The DHRF II does not fund on-going, multi-year activities or long-term institutional capacity building.
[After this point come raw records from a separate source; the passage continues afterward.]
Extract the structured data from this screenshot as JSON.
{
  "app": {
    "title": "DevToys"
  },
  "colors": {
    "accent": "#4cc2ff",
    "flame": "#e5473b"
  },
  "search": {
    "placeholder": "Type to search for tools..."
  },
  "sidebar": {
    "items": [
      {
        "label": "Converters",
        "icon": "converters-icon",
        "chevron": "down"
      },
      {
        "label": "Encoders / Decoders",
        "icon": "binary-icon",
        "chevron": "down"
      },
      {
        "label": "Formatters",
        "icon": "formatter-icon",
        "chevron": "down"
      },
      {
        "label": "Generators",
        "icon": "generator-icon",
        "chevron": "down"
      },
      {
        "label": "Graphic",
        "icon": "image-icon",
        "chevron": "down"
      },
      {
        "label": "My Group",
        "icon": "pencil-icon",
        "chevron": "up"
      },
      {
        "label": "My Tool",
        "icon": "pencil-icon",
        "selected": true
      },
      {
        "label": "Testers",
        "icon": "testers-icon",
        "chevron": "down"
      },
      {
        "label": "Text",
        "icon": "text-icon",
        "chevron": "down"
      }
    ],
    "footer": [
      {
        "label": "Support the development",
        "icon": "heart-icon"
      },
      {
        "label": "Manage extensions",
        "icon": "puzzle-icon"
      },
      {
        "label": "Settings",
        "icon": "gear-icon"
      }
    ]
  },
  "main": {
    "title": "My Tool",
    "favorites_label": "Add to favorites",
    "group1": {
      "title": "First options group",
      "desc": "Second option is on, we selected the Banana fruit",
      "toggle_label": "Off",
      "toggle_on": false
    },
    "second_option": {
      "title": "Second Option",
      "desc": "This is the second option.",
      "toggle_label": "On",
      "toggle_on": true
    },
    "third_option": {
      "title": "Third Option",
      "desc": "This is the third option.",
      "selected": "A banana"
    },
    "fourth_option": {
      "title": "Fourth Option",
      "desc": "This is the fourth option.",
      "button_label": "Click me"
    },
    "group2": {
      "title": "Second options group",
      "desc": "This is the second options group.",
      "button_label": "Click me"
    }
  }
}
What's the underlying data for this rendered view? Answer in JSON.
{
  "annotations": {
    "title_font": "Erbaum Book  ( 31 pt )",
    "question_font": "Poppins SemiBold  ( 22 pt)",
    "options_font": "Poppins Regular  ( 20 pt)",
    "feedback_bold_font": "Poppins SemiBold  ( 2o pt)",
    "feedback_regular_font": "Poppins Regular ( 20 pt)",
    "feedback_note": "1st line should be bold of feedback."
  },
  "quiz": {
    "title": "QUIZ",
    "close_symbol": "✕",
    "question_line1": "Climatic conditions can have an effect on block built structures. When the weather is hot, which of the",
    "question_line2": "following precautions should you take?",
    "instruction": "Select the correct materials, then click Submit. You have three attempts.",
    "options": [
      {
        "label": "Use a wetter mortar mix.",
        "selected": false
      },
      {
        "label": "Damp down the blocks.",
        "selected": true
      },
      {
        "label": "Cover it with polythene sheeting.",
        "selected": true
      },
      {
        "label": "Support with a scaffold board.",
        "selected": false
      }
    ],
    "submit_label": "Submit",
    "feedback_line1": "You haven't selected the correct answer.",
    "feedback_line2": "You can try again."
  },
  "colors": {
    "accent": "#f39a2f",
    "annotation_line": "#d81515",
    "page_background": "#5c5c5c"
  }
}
It does not support development-oriented projects, humanitarian assistance, or the promotion of rights described in the United Nations’ International Covenant on Social, Economic, and Cultural Rights.
Areas of Intervention of the Democracy and Human Rights Fund 698-0541
The projects which could be funded human rights must:
- be implemented within a period not exceeding one year
- towards concrete actions
- touch a significant number of individuals
The areas of intervention are as follows:
- promotion and defense of the human rights
- reform and the strengthening of the judicial system
- support to parliaments
- civic education
- promotion and defense of the rights of the women and children
- support to the electoral process
- prevention and conflict resolution
- support for media outlets
Criteria of Selection of Projects to Fund with Democracy of Human Rights Fund 698-0541
The funding request will be reviewed by a human rights Committee of officials at the Embassy of the United States taking into account the below listed selection criteria:
The request shall:
- follow the format developed for bidders to this Fund and containing full information;
- demonstrate its relationship with democracy and human rights, highlighting the impact on beneficiaries;
- present a budget with reasonable costs and a realistic timetable;
- demonstrate that the bidder has adequate administrative capacity to complete the proposed activities and to provide an accurate accounting of expenses incurred;
- agree with the priorities set by the Embassy of the United States of America in its annual work Program.
This Fund may not lend itself to fund the following costs:
- purchase of vehicles;
- the purchase of the premises or long term rental;
- support to the police or the army;
- the supervision of political parties;
- the payment of wages; operating costs in the long term (except those who come to be created);
- the resumption of funding for the same activity for two consecutive years;
- the construction or maintenance of buildings;
- and intercontinental travel.
Presentation of a Funding Application to Democracy and Human Rights Fund 698-0541
The funding request for human rights should follow the format shown below:
I. Details on the organization
- name of the organization
- phone number
- name and title of the person who is responsible for the management and monitoring of the Project
II. Description of the organization
- date of the organization creation
- place where the bidder or and many branches seat
- number of members
- funding indicative
- presentation of activities already carried out
III. Presentation of the project
- objective: what will be the impact of the project? Who will be the beneficiaries and how much will they be?
- calendar: starting date, closing date, duration of its implementation and the relationship between this project and other activities undertaken during the same period
- total cost of the project, cost to be covered by the bidder, cost which will be covered by other sources of financing and the costs for which it seeks funding from the Embassy of the United States of America
- presentation detailed by budget headings
Note: no date limit for receiving requests; they are received continuously.
Embassy of the United States of America
Democracy and Human Rights Fund
B.P. 413 N’Djamena, Republic of Chad
Phone 235 2251 70009, ext. 4549